## TASK
I would like you to output every record below exactly, apart from the pictures.

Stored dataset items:
------------------------------------------------------------------------
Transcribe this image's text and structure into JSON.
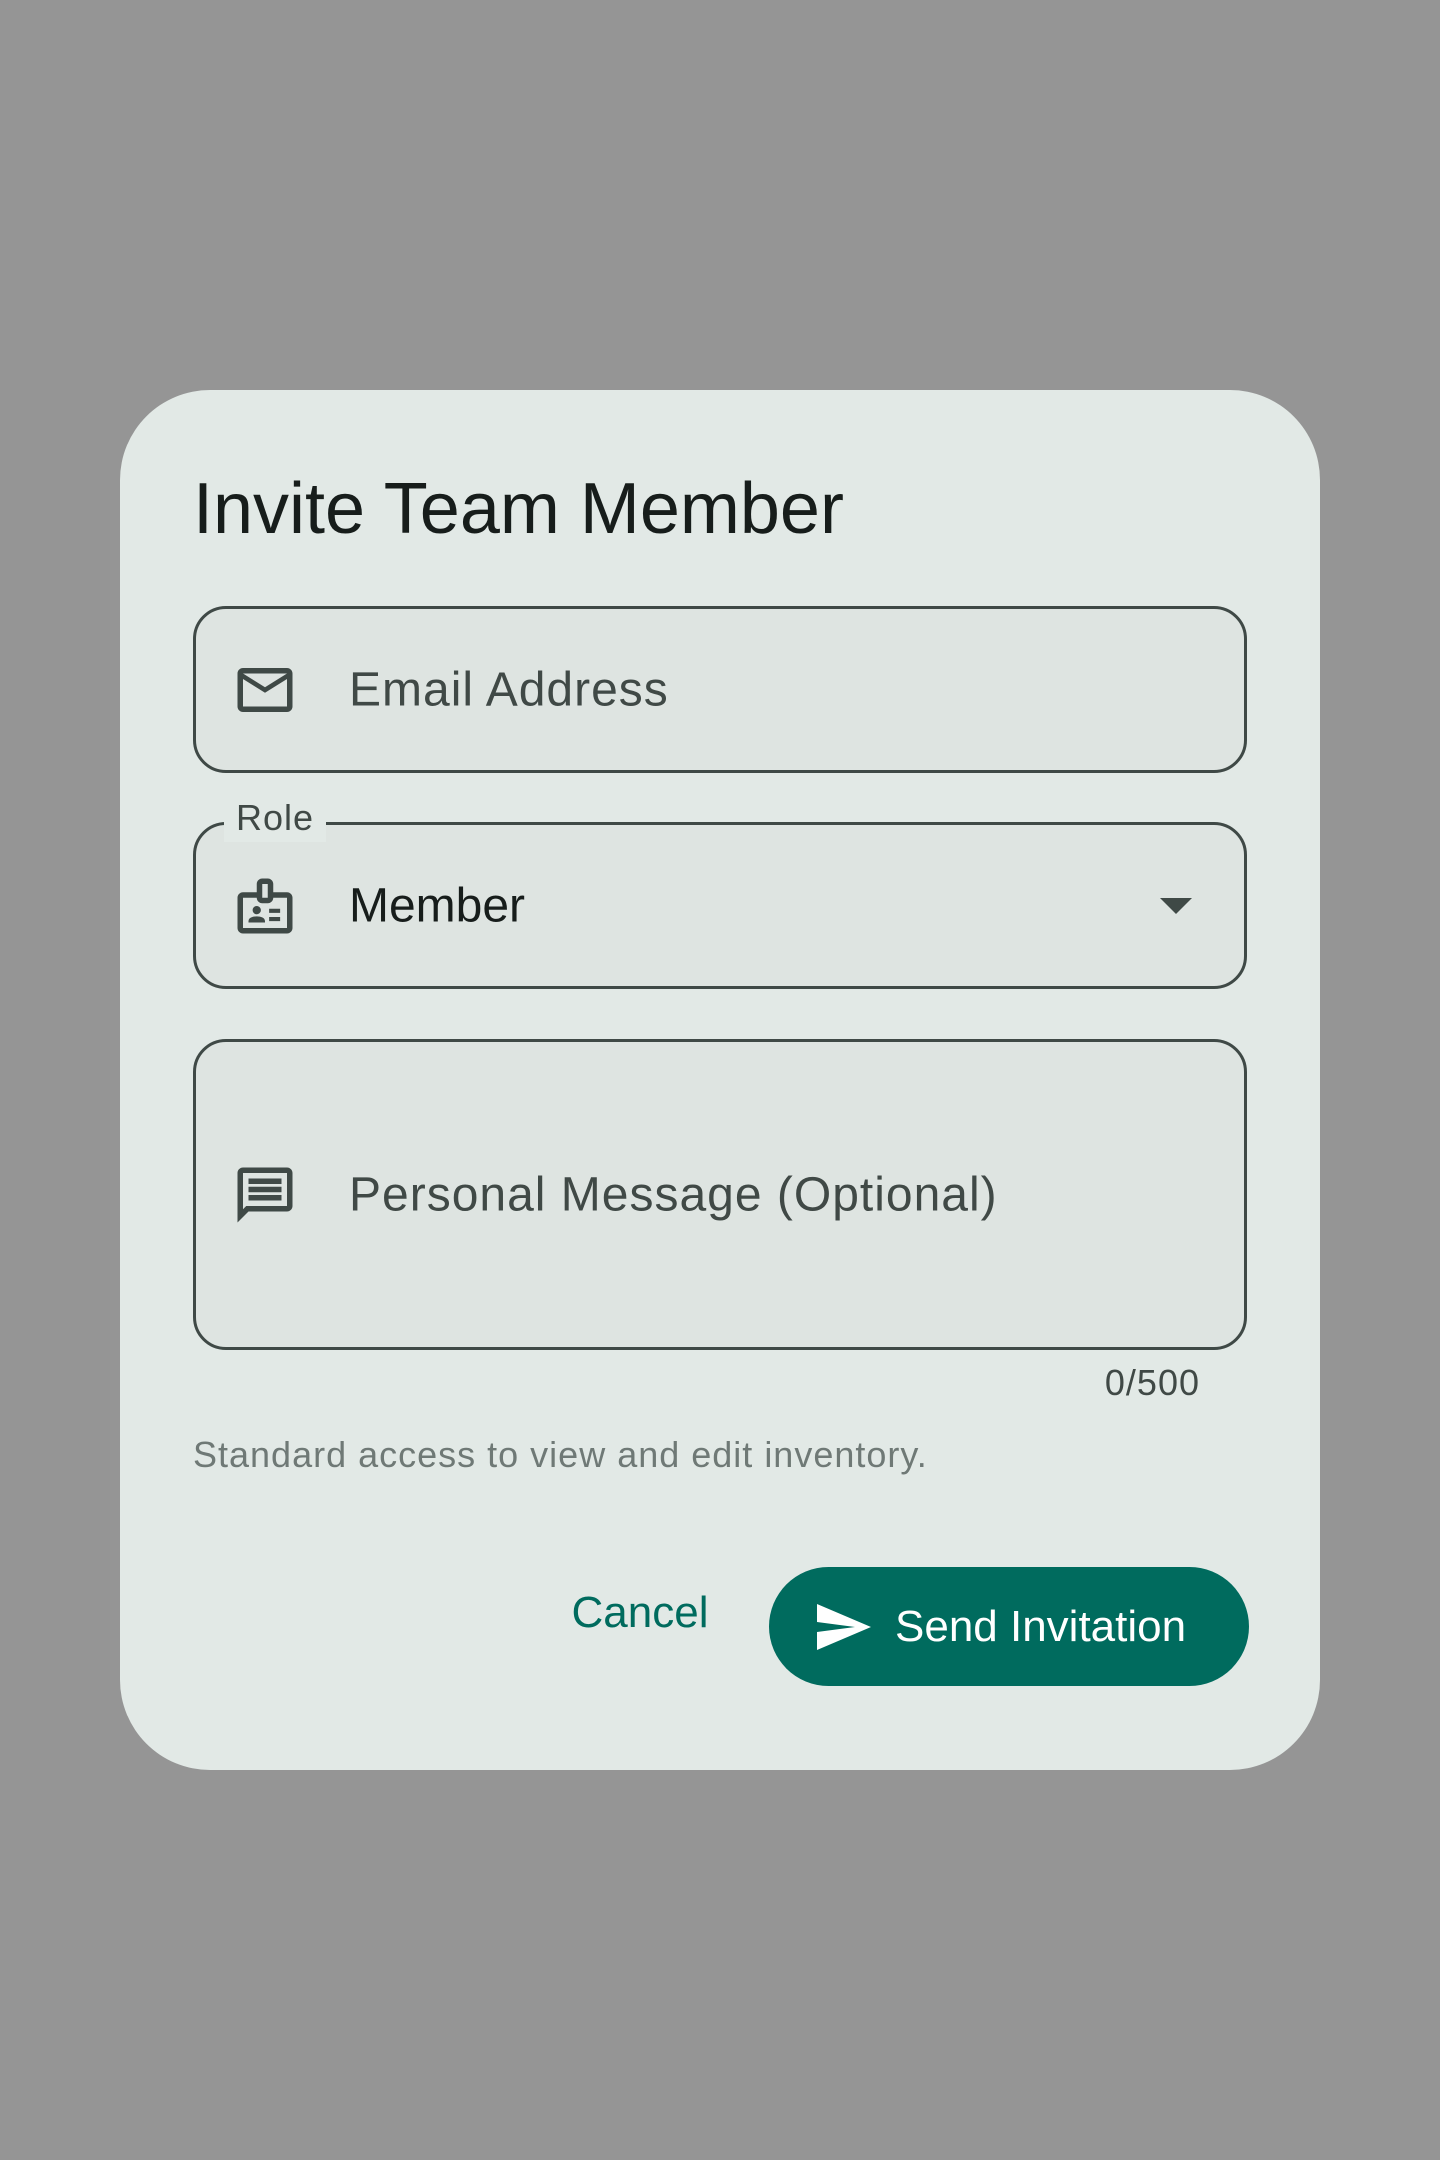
{
  "dialog": {
    "title": "Invite Team Member",
    "email": {
      "placeholder": "Email Address",
      "icon": "mail-icon"
    },
    "role": {
      "label": "Role",
      "value": "Member",
      "icon": "badge-icon"
    },
    "message": {
      "placeholder": "Personal Message (Optional)",
      "icon": "message-icon",
      "counter": "0/500"
    },
    "helper_text": "Standard access to view and edit inventory.",
    "actions": {
      "cancel_label": "Cancel",
      "send_label": "Send Invitation"
    }
  },
  "colors": {
    "scrim": "#959595",
    "surface": "#e2e9e6",
    "field_fill": "#dee4e1",
    "outline": "#3f4946",
    "primary": "#006b5e",
    "on_primary": "#ffffff"
  }
}
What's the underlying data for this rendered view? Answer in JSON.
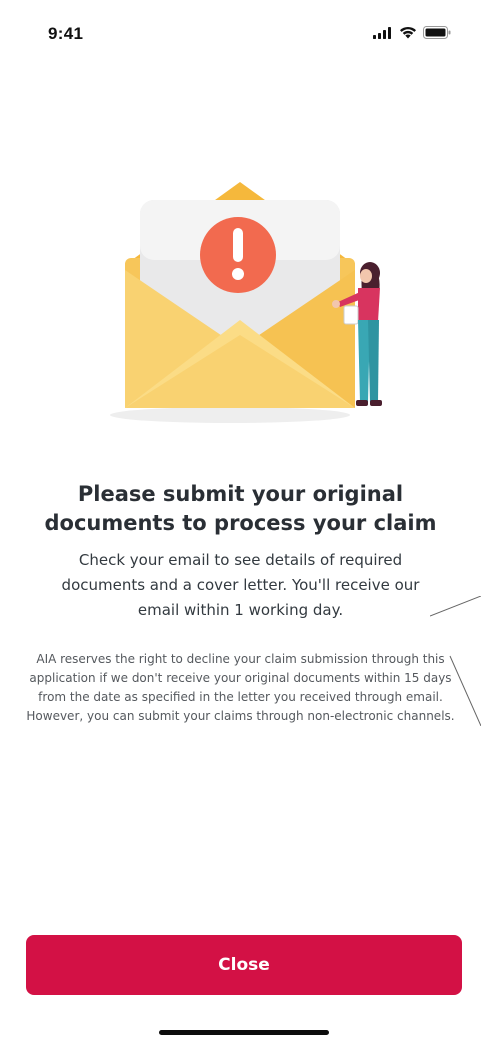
{
  "status_bar": {
    "time": "9:41",
    "icons": [
      "cellular-signal-icon",
      "wifi-icon",
      "battery-icon"
    ]
  },
  "illustration": {
    "description_icon": "envelope-alert-illustration",
    "alert_glyph": "!"
  },
  "content": {
    "heading": "Please submit your original documents to process your claim",
    "subtext": "Check your email to see details of required documents and a cover letter. You'll receive our email within 1 working day.",
    "disclaimer": "AIA reserves the right to decline your claim submission through this application if we don't receive your original documents within 15 days from the date as specified in the letter you received through email.  However, you can submit your claims through non-electronic channels."
  },
  "actions": {
    "close_label": "Close"
  },
  "colors": {
    "primary": "#d31145",
    "alert": "#f26a4f",
    "envelope": "#f7c65a",
    "heading_text": "#2a2f35",
    "body_text": "#333a40"
  }
}
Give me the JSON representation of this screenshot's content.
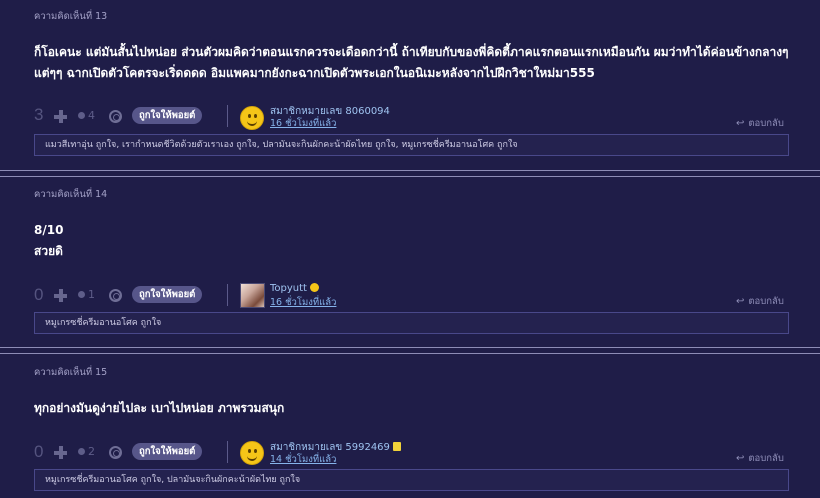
{
  "comments": [
    {
      "header": "ความคิดเห็นที่ 13",
      "body_lines": [
        "ก็โอเคนะ แต่มันสั้นไปหน่อย ส่วนตัวผมคิดว่าตอนแรกควรจะเดือดกว่านี้ ถ้าเทียบกับของพี่คิดตี้ภาคแรกตอนแรกเหมือนกัน ผมว่าทำได้ค่อนข้างกลางๆ",
        "แต่ๆๆ ฉากเปิดตัวโคตรจะเริ่ดดดด อิมแพคมากยังกะฉากเปิดตัวพระเอกในอนิเมะหลังจากไปฝึกวิชาใหม่มา555"
      ],
      "score": "3",
      "emotion_count": "4",
      "like_label": "ถูกใจให้พอยต์",
      "username": "สมาชิกหมายเลข 8060094",
      "time": "16 ชั่วโมงที่แล้ว",
      "avatar": "smiley",
      "reply_label": "ตอบกลับ",
      "likers": "แมวสีเทาอุ่น ถูกใจ, เรากำหนดชีวิตด้วยตัวเราเอง ถูกใจ, ปลามันจะกินผักคะน้าผัดไทย ถูกใจ, หมูเกรซชี่ครีมอานอโศค ถูกใจ"
    },
    {
      "header": "ความคิดเห็นที่ 14",
      "body_lines": [
        "8/10",
        "สวยดิ"
      ],
      "score": "0",
      "emotion_count": "1",
      "like_label": "ถูกใจให้พอยต์",
      "username": "Topyutt",
      "time": "16 ชั่วโมงที่แล้ว",
      "avatar": "photo",
      "reply_label": "ตอบกลับ",
      "likers": "หมูเกรซชี่ครีมอานอโศค ถูกใจ"
    },
    {
      "header": "ความคิดเห็นที่ 15",
      "body_lines": [
        "ทุกอย่างมันดูง่ายไปละ เบาไปหน่อย ภาพรวมสนุก"
      ],
      "score": "0",
      "emotion_count": "2",
      "like_label": "ถูกใจให้พอยต์",
      "username": "สมาชิกหมายเลข 5992469",
      "time": "14 ชั่วโมงที่แล้ว",
      "avatar": "smiley",
      "reply_label": "ตอบกลับ",
      "likers": "หมูเกรซชี่ครีมอานอโศค ถูกใจ, ปลามันจะกินผักคะน้าผัดไทย ถูกใจ"
    }
  ],
  "colors": {
    "background": "#1f1d48",
    "like_button": "#57568a",
    "username": "#9fc3f0"
  }
}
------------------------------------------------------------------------
## ANSWER BOX
Transcribe this image's text and structure into JSON.
{
  "dialog": {
    "title": "Invite Team Member",
    "email": {
      "placeholder": "Email Address",
      "icon": "mail-icon"
    },
    "role": {
      "label": "Role",
      "value": "Member",
      "icon": "badge-icon"
    },
    "message": {
      "placeholder": "Personal Message (Optional)",
      "icon": "message-icon",
      "counter": "0/500"
    },
    "helper_text": "Standard access to view and edit inventory.",
    "actions": {
      "cancel_label": "Cancel",
      "send_label": "Send Invitation"
    }
  },
  "colors": {
    "scrim": "#959595",
    "surface": "#e2e9e6",
    "field_fill": "#dee4e1",
    "outline": "#3f4946",
    "primary": "#006b5e",
    "on_primary": "#ffffff"
  }
}
What's the underlying data for this rendered view? Answer in JSON.
{
  "status_bar": {
    "time": "9:41",
    "icons": [
      "cellular-signal-icon",
      "wifi-icon",
      "battery-icon"
    ]
  },
  "illustration": {
    "description_icon": "envelope-alert-illustration",
    "alert_glyph": "!"
  },
  "content": {
    "heading": "Please submit your original documents to process your claim",
    "subtext": "Check your email to see details of required documents and a cover letter. You'll receive our email within 1 working day.",
    "disclaimer": "AIA reserves the right to decline your claim submission through this application if we don't receive your original documents within 15 days from the date as specified in the letter you received through email.  However, you can submit your claims through non-electronic channels."
  },
  "actions": {
    "close_label": "Close"
  },
  "colors": {
    "primary": "#d31145",
    "alert": "#f26a4f",
    "envelope": "#f7c65a",
    "heading_text": "#2a2f35",
    "body_text": "#333a40"
  }
}
Give me the JSON representation of this screenshot's content.
{
  "comments": [
    {
      "header": "ความคิดเห็นที่ 13",
      "body_lines": [
        "ก็โอเคนะ แต่มันสั้นไปหน่อย ส่วนตัวผมคิดว่าตอนแรกควรจะเดือดกว่านี้ ถ้าเทียบกับของพี่คิดตี้ภาคแรกตอนแรกเหมือนกัน ผมว่าทำได้ค่อนข้างกลางๆ",
        "แต่ๆๆ ฉากเปิดตัวโคตรจะเริ่ดดดด อิมแพคมากยังกะฉากเปิดตัวพระเอกในอนิเมะหลังจากไปฝึกวิชาใหม่มา555"
      ],
      "score": "3",
      "emotion_count": "4",
      "like_label": "ถูกใจให้พอยต์",
      "username": "สมาชิกหมายเลข 8060094",
      "time": "16 ชั่วโมงที่แล้ว",
      "avatar": "smiley",
      "reply_label": "ตอบกลับ",
      "likers": "แมวสีเทาอุ่น ถูกใจ, เรากำหนดชีวิตด้วยตัวเราเอง ถูกใจ, ปลามันจะกินผักคะน้าผัดไทย ถูกใจ, หมูเกรซชี่ครีมอานอโศค ถูกใจ"
    },
    {
      "header": "ความคิดเห็นที่ 14",
      "body_lines": [
        "8/10",
        "สวยดิ"
      ],
      "score": "0",
      "emotion_count": "1",
      "like_label": "ถูกใจให้พอยต์",
      "username": "Topyutt",
      "time": "16 ชั่วโมงที่แล้ว",
      "avatar": "photo",
      "reply_label": "ตอบกลับ",
      "likers": "หมูเกรซชี่ครีมอานอโศค ถูกใจ"
    },
    {
      "header": "ความคิดเห็นที่ 15",
      "body_lines": [
        "ทุกอย่างมันดูง่ายไปละ เบาไปหน่อย ภาพรวมสนุก"
      ],
      "score": "0",
      "emotion_count": "2",
      "like_label": "ถูกใจให้พอยต์",
      "username": "สมาชิกหมายเลข 5992469",
      "time": "14 ชั่วโมงที่แล้ว",
      "avatar": "smiley",
      "reply_label": "ตอบกลับ",
      "likers": "หมูเกรซชี่ครีมอานอโศค ถูกใจ, ปลามันจะกินผักคะน้าผัดไทย ถูกใจ"
    }
  ],
  "colors": {
    "background": "#1f1d48",
    "like_button": "#57568a",
    "username": "#9fc3f0"
  }
}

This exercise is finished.